Assigned task |
Take from the material every line containing the string "example" and copy it.

Extracted material |
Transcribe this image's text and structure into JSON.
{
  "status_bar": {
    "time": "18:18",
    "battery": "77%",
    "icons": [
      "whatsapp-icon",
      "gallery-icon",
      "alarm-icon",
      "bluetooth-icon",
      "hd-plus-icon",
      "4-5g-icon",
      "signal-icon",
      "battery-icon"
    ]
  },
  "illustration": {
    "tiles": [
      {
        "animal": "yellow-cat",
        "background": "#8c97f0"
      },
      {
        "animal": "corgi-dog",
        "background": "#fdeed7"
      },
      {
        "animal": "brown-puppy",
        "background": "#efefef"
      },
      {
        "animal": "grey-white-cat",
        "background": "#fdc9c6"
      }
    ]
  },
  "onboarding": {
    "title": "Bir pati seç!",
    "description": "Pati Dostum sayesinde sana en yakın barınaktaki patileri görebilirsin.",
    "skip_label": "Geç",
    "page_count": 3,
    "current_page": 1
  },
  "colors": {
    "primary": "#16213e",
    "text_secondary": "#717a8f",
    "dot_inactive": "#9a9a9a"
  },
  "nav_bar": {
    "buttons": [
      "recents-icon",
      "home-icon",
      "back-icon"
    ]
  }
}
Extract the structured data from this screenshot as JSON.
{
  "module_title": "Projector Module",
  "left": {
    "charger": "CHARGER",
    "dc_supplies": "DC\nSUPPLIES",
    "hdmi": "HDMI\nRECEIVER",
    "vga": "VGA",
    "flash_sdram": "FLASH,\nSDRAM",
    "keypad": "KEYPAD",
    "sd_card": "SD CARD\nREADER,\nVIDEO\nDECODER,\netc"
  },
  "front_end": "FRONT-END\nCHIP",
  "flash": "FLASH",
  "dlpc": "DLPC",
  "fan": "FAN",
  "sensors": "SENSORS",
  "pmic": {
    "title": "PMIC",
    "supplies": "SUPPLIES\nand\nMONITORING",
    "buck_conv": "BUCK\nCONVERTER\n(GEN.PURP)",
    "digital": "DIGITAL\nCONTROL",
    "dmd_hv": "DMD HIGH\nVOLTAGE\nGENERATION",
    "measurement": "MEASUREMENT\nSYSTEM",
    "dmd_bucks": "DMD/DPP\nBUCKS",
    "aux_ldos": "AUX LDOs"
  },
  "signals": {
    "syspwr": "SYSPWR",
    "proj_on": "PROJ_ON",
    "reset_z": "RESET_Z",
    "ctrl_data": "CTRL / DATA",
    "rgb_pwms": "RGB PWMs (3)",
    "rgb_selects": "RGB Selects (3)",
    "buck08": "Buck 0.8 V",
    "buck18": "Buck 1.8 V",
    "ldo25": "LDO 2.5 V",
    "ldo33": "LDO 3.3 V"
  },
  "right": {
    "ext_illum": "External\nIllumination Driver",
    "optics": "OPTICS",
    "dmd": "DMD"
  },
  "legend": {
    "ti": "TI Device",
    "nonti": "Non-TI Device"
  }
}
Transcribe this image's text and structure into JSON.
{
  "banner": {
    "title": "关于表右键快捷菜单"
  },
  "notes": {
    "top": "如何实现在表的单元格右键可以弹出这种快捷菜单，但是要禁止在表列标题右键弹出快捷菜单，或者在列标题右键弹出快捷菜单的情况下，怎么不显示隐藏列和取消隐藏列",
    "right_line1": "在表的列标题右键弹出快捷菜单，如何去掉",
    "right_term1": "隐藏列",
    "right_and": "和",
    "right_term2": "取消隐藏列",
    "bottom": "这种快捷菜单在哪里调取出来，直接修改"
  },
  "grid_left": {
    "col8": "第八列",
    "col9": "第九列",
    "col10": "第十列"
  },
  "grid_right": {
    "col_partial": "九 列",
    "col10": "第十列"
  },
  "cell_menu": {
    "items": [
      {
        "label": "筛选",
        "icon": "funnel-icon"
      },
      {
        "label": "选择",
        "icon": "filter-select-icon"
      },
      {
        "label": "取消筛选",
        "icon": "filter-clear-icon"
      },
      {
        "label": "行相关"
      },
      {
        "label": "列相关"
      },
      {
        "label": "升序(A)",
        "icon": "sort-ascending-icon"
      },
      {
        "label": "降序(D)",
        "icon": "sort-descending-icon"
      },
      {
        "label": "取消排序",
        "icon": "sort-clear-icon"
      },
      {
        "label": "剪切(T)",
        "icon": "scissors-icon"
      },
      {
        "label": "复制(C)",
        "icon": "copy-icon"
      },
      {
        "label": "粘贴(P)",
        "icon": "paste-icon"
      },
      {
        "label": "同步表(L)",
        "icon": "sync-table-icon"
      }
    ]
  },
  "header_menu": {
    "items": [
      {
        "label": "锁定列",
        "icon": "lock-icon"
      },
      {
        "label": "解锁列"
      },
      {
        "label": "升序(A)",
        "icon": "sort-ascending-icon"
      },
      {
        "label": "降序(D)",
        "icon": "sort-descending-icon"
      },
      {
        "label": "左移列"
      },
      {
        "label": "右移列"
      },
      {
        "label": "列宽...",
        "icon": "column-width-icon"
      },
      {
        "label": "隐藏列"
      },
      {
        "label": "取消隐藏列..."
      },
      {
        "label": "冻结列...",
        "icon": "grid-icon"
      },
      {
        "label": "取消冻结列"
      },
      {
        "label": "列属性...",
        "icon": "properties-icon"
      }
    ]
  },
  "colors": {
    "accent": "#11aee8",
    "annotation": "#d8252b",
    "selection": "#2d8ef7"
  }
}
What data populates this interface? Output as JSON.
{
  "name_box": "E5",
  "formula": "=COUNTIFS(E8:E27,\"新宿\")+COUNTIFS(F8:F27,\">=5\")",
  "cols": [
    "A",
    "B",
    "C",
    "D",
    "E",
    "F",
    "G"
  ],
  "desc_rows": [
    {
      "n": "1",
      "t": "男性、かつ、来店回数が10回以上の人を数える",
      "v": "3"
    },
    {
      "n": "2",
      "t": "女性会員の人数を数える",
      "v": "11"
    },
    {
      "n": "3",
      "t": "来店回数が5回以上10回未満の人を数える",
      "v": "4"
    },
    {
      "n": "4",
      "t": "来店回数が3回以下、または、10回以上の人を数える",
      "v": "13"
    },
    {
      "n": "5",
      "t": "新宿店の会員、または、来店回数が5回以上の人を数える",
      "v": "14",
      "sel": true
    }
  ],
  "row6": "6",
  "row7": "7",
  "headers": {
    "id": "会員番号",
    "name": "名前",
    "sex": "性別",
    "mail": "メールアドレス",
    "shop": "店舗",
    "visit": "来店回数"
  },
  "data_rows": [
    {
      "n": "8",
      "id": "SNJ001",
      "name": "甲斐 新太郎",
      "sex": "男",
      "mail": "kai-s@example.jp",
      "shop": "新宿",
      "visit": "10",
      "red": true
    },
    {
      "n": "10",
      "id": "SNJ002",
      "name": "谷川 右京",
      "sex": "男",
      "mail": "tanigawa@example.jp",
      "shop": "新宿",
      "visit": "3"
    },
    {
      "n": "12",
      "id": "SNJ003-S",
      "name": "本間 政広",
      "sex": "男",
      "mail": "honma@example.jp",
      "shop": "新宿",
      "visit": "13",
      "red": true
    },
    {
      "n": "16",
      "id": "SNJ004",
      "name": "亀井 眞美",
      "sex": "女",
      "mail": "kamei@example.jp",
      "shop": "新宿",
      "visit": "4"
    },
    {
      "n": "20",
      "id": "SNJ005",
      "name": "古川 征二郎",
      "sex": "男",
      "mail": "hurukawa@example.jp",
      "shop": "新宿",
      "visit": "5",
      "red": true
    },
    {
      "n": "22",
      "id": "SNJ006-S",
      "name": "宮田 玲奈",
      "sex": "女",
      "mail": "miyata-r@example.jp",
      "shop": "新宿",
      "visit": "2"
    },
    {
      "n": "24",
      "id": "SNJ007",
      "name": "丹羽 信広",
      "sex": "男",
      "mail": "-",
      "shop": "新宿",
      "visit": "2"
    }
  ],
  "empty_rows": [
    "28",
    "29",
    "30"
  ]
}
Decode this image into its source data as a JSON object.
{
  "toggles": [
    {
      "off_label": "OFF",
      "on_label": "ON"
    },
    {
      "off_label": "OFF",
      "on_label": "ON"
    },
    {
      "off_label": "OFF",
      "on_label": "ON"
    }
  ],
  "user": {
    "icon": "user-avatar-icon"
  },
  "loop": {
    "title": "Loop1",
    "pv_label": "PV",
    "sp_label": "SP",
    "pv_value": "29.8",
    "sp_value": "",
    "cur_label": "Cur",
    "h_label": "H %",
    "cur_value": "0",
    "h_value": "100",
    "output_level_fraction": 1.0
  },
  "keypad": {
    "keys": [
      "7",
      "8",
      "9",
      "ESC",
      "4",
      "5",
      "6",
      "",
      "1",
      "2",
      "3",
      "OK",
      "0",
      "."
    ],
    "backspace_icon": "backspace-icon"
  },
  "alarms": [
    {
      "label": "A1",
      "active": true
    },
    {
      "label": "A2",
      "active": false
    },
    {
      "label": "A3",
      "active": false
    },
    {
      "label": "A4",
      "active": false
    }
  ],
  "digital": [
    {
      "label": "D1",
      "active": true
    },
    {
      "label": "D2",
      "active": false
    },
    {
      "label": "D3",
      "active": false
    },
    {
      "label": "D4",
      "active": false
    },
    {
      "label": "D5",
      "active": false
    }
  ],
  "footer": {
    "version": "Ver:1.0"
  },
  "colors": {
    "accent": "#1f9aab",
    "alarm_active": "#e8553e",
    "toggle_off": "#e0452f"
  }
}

Result for this exercise |
      "mail": "kai-s@example.jp",
      "mail": "tanigawa@example.jp",
      "mail": "honma@example.jp",
      "mail": "kamei@example.jp",
      "mail": "hurukawa@example.jp",
      "mail": "miyata-r@example.jp",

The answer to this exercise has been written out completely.